But the chipset ban threatens to kill that strategy—if there’s no guarantee of future premium in-house smartphones, then it doesn’t work. Huawei’s ecosystem places its smartphones at the center of a user centric IoT web. Replicating Android’s opensource approach was the natural evolution, seeking other smartphone makers as a fallback.
But somewhat ironically, the biggest threat to Huawei’s strategy is not Apple or Samsung or Google, it’s the other leading Chinese smartphone players. And this brings us to the second Chinese threat to the global smartphone status quo. Xiaomi, Oppo and Vivo have embarked on “new Huawei” strategies, seeking to replicate the blisteringly successful recipe of taking premium hardware at discounted pricing into key markets to beat Samsung and Apple.
Make no mistake, these exceptionally well funded Chinese brands have every chance of repeating Huawei’s trick. Xiaomi and Oppo have each now secured around 13% of global shipments, both could outsell Apple in 2021, Xiaomi might even take a run at Samsung if its internal forecasts are to be believed. To complicate matters, Oppo is part of Chinese conglomerate BBK, which counts the Vivo, RealMe and OnePlus brands in its stable. Taking all these brands together—albeit they claim independence from one another, BBK will overtake Samsung with ease.
The Huawei recipe is enabled by Android. None of those other Chinese smartphone makers have been hit by Huawei-style U.S. sanctions, they retain access to full-fat Android outside China (where the software itself is banned). Absent that, their ability to ramp up market share would be hugely diminished. If Huawei cannot restore its manufacturing capacity—notwithstanding that its blacklisting has made the market more competitive—and given that it’s hard to see how it will switch its domestic rivals from Android in overseas markets, it’s difficult to see how the ecosystem play will strip significant market share from Android.
And so, all eyes on Biden and the inevitable lobbying from the U.S. tech sector after January 20th. The reality is that Huawei would not have been targeted by such extreme measures if it was simply a smartphone and consumer products player. The irony is that it was these non-threatening business areas that were driving its growth and profitability pre the blacklist. If the U.S. can find some way to delineate Huawei’s access to chipsets and U.S. tech between 5G and consumer, it’s clear that the best thing for U.S. tech dominance of mobile standards would be to return Huawei to Android and limit the damage from its alternative OS.
But then we have the politics.
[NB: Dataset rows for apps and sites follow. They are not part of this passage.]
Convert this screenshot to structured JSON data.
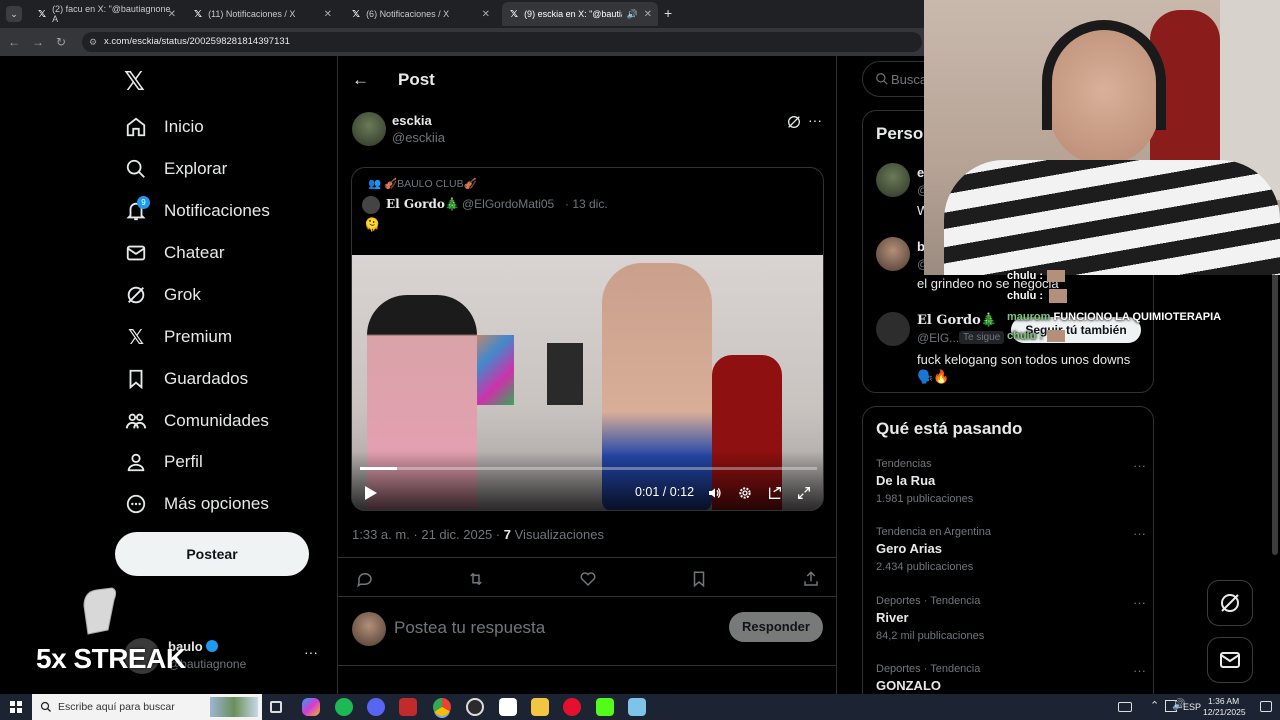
{
  "browser": {
    "tabs": [
      {
        "label": "(2) facu en X: \"@bautiagnone A",
        "active": false
      },
      {
        "label": "(11) Notificaciones / X",
        "active": false
      },
      {
        "label": "(6) Notificaciones / X",
        "active": false
      },
      {
        "label": "(9) esckia en X: \"@bautiagn",
        "active": true
      }
    ],
    "url": "x.com/esckia/status/2002598281814397131"
  },
  "sidebar": {
    "items": [
      {
        "label": "Inicio",
        "icon": "home-icon"
      },
      {
        "label": "Explorar",
        "icon": "search-icon"
      },
      {
        "label": "Notificaciones",
        "icon": "bell-icon",
        "badge": "9"
      },
      {
        "label": "Chatear",
        "icon": "mail-icon"
      },
      {
        "label": "Grok",
        "icon": "grok-icon"
      },
      {
        "label": "Premium",
        "icon": "x-icon"
      },
      {
        "label": "Guardados",
        "icon": "bookmark-icon"
      },
      {
        "label": "Comunidades",
        "icon": "communities-icon"
      },
      {
        "label": "Perfil",
        "icon": "profile-icon"
      },
      {
        "label": "Más opciones",
        "icon": "more-icon"
      }
    ],
    "post_label": "Postear",
    "account": {
      "name": "baulo",
      "handle": "@bautiagnone"
    },
    "streak": "5x STREAK"
  },
  "post": {
    "header_title": "Post",
    "author_name": "esckia",
    "author_handle": "@esckiia",
    "quoted": {
      "community": "🎻BAULO CLUB🎻",
      "author_name": "El Gordo🎄",
      "author_handle": "@ElGordoMati05",
      "date": "· 13 dic.",
      "text": "🫠"
    },
    "video_time": "0:01 / 0:12",
    "video_progress": 0.08,
    "timestamp": "1:33 a. m. · 21 dic. 2025 ·",
    "views_count": "7",
    "views_label": "Visualizaciones",
    "reply_placeholder": "Postea tu respuesta",
    "reply_button": "Responder"
  },
  "right": {
    "search_placeholder": "Buscar",
    "people_title": "Perso",
    "people": [
      {
        "name": "es",
        "handle": "@",
        "text": "W"
      },
      {
        "name": "ba",
        "handle": "@",
        "text": "el grindeo no se negocia"
      },
      {
        "name": "El Gordo🎄",
        "handle": "@ElG...",
        "badge": "Te sigue",
        "text": "fuck kelogang son todos unos downs 🗣️🔥",
        "follow": "Seguir tú también"
      }
    ],
    "trending_title": "Qué está pasando",
    "trends": [
      {
        "meta": "Tendencias",
        "name": "De la Rua",
        "count": "1.981 publicaciones"
      },
      {
        "meta": "Tendencia en Argentina",
        "name": "Gero Arias",
        "count": "2.434 publicaciones"
      },
      {
        "meta": "Deportes · Tendencia",
        "name": "River",
        "count": "84,2 mil publicaciones"
      },
      {
        "meta": "Deportes · Tendencia",
        "name": "GONZALO",
        "count": ""
      }
    ]
  },
  "overlay_chat": [
    {
      "user": "chulu :",
      "msg": ""
    },
    {
      "user": "chulu :",
      "msg": ""
    },
    {
      "user": "maurom",
      "msg": "FUNCIONO LA QUIMIOTERAPIA"
    },
    {
      "user": "chulu :",
      "msg": ""
    }
  ],
  "taskbar": {
    "search_placeholder": "Escribe aquí para buscar",
    "lang": "ESP",
    "time": "1:36 AM",
    "date": "12/21/2025"
  }
}
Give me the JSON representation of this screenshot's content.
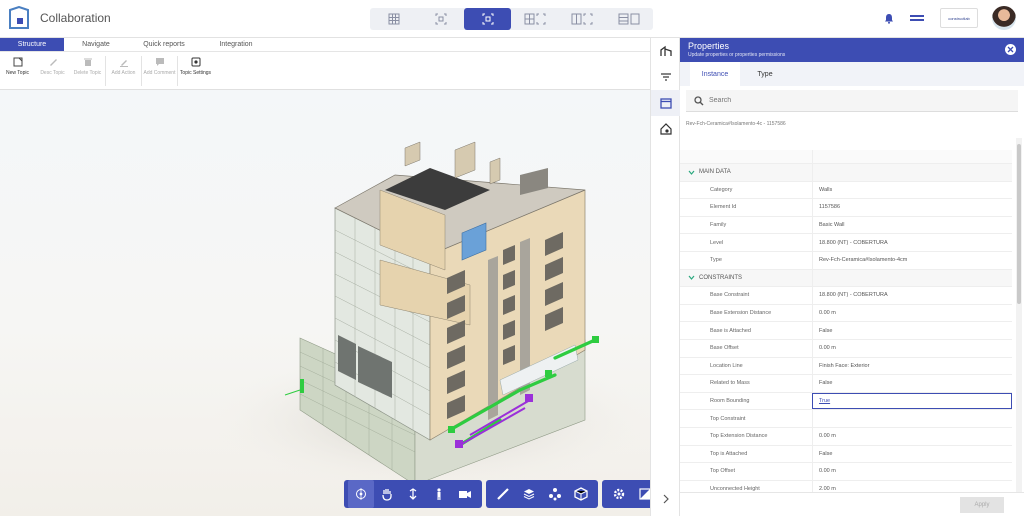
{
  "app": {
    "title": "Collaboration"
  },
  "topbar": {
    "brand_chip": "constructlab"
  },
  "tabs": [
    {
      "label": "Structure"
    },
    {
      "label": "Navigate"
    },
    {
      "label": "Quick reports"
    },
    {
      "label": "Integration"
    }
  ],
  "ribbon": [
    {
      "label": "New Topic",
      "icon": "new-topic-icon",
      "enabled": true
    },
    {
      "label": "Desc Topic",
      "icon": "edit-icon",
      "enabled": false
    },
    {
      "label": "Delete Topic",
      "icon": "trash-icon",
      "enabled": false
    },
    {
      "label": "Add Action",
      "icon": "pen-icon",
      "enabled": false
    },
    {
      "label": "Add Comment",
      "icon": "comment-icon",
      "enabled": false
    },
    {
      "label": "Topic Settings",
      "icon": "settings-icon",
      "enabled": true
    }
  ],
  "properties": {
    "title": "Properties",
    "subtitle": "Update properties or properties permissions",
    "tabs": [
      "Instance",
      "Type"
    ],
    "search_placeholder": "Search",
    "element_name": "Rev-Fch-Ceramica#Isolamento-4c - 1157586",
    "sections": [
      {
        "name": "MAIN DATA",
        "rows": [
          {
            "key": "Category",
            "value": "Walls"
          },
          {
            "key": "Element Id",
            "value": "1157586"
          },
          {
            "key": "Family",
            "value": "Basic Wall"
          },
          {
            "key": "Level",
            "value": "18.800 (NT) - COBERTURA"
          },
          {
            "key": "Type",
            "value": "Rev-Fch-Ceramica#Isolamento-4cm"
          }
        ]
      },
      {
        "name": "CONSTRAINTS",
        "rows": [
          {
            "key": "Base Constraint",
            "value": "18.800 (NT) - COBERTURA"
          },
          {
            "key": "Base Extension Distance",
            "value": "0.00 m"
          },
          {
            "key": "Base is Attached",
            "value": "False"
          },
          {
            "key": "Base Offset",
            "value": "0.00 m"
          },
          {
            "key": "Location Line",
            "value": "Finish Face: Exterior"
          },
          {
            "key": "Related to Mass",
            "value": "False"
          },
          {
            "key": "Room Bounding",
            "value": "True"
          },
          {
            "key": "Top Constraint",
            "value": ""
          },
          {
            "key": "Top Extension Distance",
            "value": "0.00 m"
          },
          {
            "key": "Top is Attached",
            "value": "False"
          },
          {
            "key": "Top Offset",
            "value": "0.00 m"
          },
          {
            "key": "Unconnected Height",
            "value": "2.00 m"
          }
        ]
      }
    ],
    "apply_label": "Apply"
  },
  "colors": {
    "accent": "#3d4db3",
    "selection_green": "#2ecc40",
    "selection_purple": "#9b30d9"
  }
}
America’s more hawkish China watchers are waiting for any sign of Biden softening on Huawei as a litmus test as to wider attitudes to Beijing. The risk is that this becomes a political trap. The trick will be for the U.S. to bank the win on 5G and concede the non-threatening consumer gadgets, the phones, laptops, tablets and wearables. All of which might see the dismantling of Huawei into mini-Huaweis—a consumer business free to export at will, perhaps the same for cloud, automotive and enterprise, then a 5G business restricted by a U.S. stranglehold.
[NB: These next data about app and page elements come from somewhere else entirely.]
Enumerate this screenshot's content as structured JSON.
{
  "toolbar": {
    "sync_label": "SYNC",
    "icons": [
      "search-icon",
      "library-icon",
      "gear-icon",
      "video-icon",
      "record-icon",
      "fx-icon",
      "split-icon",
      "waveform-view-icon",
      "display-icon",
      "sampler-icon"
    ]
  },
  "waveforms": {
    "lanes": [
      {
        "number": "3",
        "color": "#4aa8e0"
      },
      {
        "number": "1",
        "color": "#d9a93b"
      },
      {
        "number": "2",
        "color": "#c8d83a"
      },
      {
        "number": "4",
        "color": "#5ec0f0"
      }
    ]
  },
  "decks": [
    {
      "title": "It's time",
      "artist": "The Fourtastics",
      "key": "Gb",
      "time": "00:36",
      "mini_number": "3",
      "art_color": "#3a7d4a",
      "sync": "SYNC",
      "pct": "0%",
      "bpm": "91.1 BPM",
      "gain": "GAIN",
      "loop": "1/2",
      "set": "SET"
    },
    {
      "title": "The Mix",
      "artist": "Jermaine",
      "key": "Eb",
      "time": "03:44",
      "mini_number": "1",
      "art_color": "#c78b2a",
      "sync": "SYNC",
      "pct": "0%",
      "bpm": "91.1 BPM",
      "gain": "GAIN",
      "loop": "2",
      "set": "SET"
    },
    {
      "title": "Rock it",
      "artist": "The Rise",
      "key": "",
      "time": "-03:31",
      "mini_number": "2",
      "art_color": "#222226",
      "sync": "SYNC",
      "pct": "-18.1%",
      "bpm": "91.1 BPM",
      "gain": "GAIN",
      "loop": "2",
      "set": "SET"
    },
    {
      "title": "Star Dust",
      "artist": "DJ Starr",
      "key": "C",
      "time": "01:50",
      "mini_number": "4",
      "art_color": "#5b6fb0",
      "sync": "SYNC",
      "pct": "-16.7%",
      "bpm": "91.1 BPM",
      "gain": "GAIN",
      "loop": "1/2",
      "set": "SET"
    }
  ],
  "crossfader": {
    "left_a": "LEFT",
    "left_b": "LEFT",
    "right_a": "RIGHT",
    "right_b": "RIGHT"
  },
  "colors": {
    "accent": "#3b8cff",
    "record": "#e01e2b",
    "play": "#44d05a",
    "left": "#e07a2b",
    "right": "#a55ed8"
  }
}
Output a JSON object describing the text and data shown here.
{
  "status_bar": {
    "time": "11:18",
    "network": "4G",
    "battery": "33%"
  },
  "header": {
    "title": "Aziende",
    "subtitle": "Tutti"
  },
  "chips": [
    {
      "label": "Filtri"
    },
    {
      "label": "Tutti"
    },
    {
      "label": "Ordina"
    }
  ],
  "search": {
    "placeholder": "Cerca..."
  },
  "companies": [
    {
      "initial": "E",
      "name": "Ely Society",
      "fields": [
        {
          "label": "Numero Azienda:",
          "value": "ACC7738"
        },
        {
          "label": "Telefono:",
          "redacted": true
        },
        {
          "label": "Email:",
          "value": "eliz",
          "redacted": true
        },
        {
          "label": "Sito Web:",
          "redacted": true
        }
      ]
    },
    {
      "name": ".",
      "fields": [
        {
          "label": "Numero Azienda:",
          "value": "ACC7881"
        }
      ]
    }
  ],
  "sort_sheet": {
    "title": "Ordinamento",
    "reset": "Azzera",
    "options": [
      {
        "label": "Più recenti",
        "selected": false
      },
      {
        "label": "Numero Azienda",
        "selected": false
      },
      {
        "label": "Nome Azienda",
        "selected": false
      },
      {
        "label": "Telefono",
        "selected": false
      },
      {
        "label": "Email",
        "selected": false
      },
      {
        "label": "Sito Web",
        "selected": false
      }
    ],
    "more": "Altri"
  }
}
Rocks and hard places. No easy answers. If 2020 was a huge year for Huawei and the fallout from its battle with the U.S., it looks like 2021 may be even more of a rollercoaster ride.